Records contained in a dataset
┄┄┄┄┄┄┄┄┄┄┄┄┄┄┄┄┄┄┄┄
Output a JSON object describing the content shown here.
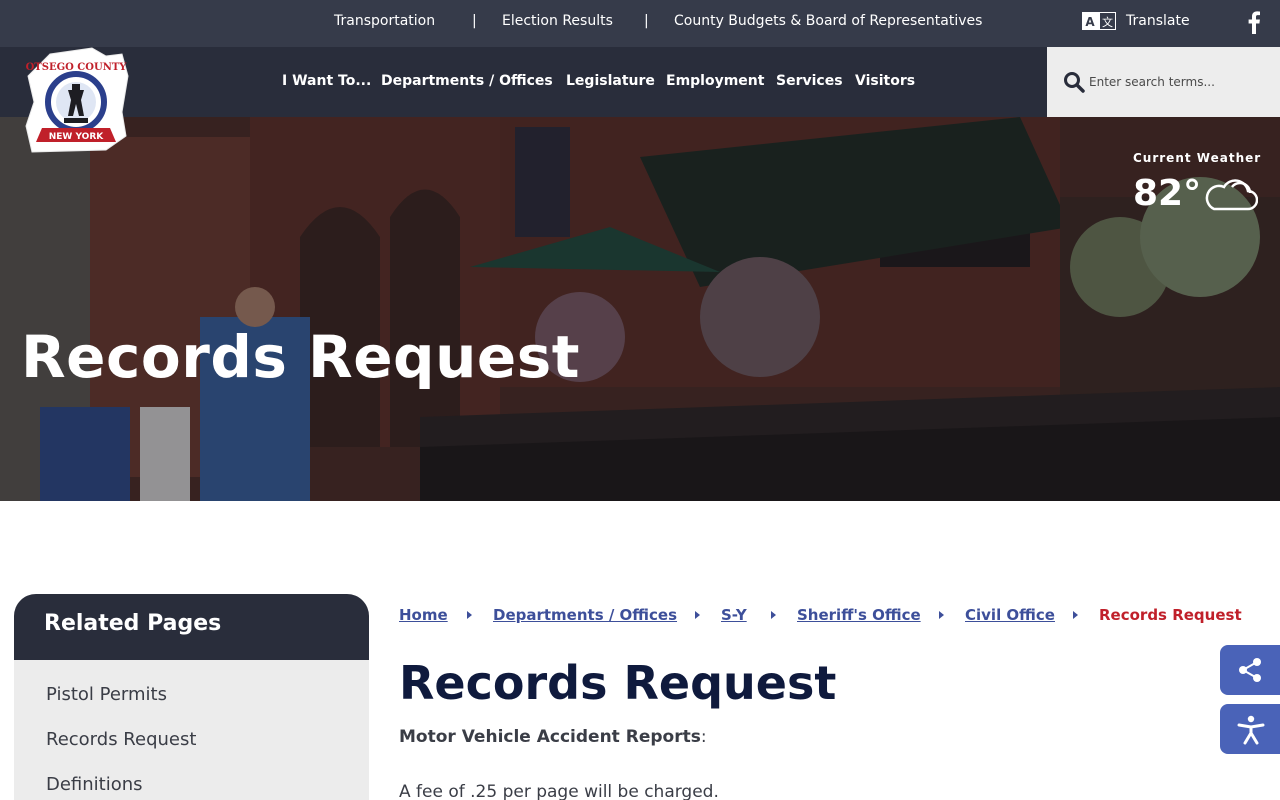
{
  "topbar": {
    "links": [
      "Transportation",
      "Election Results",
      "County Budgets & Board of Representatives"
    ],
    "separator": "|",
    "translate_label": "Translate",
    "translate_icon": "translate-icon",
    "social_icon": "facebook-icon"
  },
  "logo": {
    "line1": "OTSEGO COUNTY",
    "line2": "NEW YORK"
  },
  "nav": {
    "items": [
      "I Want To...",
      "Departments / Offices",
      "Legislature",
      "Employment",
      "Services",
      "Visitors"
    ]
  },
  "search": {
    "placeholder": "Enter search terms...",
    "value": ""
  },
  "hero": {
    "title": "Records Request",
    "weather_label": "Current Weather",
    "temperature": "82°",
    "weather_icon": "cloud-icon"
  },
  "sidebar": {
    "heading": "Related Pages",
    "items": [
      "Pistol Permits",
      "Records Request",
      "Definitions"
    ]
  },
  "breadcrumb": {
    "items": [
      "Home",
      "Departments / Offices",
      "S-Y",
      "Sheriff's Office",
      "Civil Office"
    ],
    "current": "Records Request"
  },
  "content": {
    "title": "Records Request",
    "subhead_bold": "Motor Vehicle Accident Reports",
    "subhead_rest": ":",
    "body": "A fee of .25 per page will be charged."
  },
  "fabs": {
    "share_icon": "share-icon",
    "accessibility_icon": "accessibility-icon"
  },
  "colors": {
    "topbar": "#363b4a",
    "navbar": "#292d3b",
    "breadcrumb_link": "#3d4f9a",
    "breadcrumb_current": "#c0202a",
    "title": "#0f1a3d",
    "fab": "#4a63b8"
  }
}
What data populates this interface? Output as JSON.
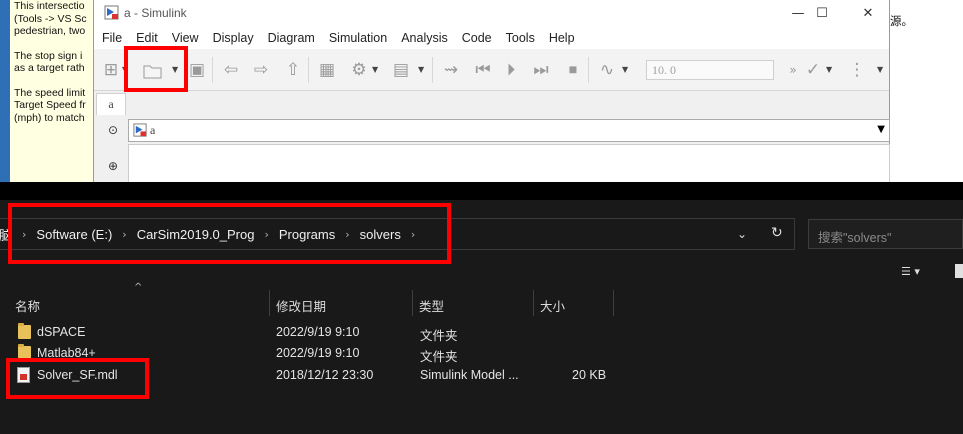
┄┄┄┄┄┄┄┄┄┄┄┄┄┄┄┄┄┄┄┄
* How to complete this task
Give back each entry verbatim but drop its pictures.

* The completed task
Output a JSON object describing the content shown here.
{
  "topbar": {
    "links": [
      "Transportation",
      "Election Results",
      "County Budgets & Board of Representatives"
    ],
    "separator": "|",
    "translate_label": "Translate",
    "translate_icon": "translate-icon",
    "social_icon": "facebook-icon"
  },
  "logo": {
    "line1": "OTSEGO COUNTY",
    "line2": "NEW YORK"
  },
  "nav": {
    "items": [
      "I Want To...",
      "Departments / Offices",
      "Legislature",
      "Employment",
      "Services",
      "Visitors"
    ]
  },
  "search": {
    "placeholder": "Enter search terms...",
    "value": ""
  },
  "hero": {
    "title": "Records Request",
    "weather_label": "Current Weather",
    "temperature": "82°",
    "weather_icon": "cloud-icon"
  },
  "sidebar": {
    "heading": "Related Pages",
    "items": [
      "Pistol Permits",
      "Records Request",
      "Definitions"
    ]
  },
  "breadcrumb": {
    "items": [
      "Home",
      "Departments / Offices",
      "S-Y",
      "Sheriff's Office",
      "Civil Office"
    ],
    "current": "Records Request"
  },
  "content": {
    "title": "Records Request",
    "subhead_bold": "Motor Vehicle Accident Reports",
    "subhead_rest": ":",
    "body": "A fee of .25 per page will be charged."
  },
  "fabs": {
    "share_icon": "share-icon",
    "accessibility_icon": "accessibility-icon"
  },
  "colors": {
    "topbar": "#363b4a",
    "navbar": "#292d3b",
    "breadcrumb_link": "#3d4f9a",
    "breadcrumb_current": "#c0202a",
    "title": "#0f1a3d",
    "fab": "#4a63b8"
  }
}
What data populates this interface? Output as JSON.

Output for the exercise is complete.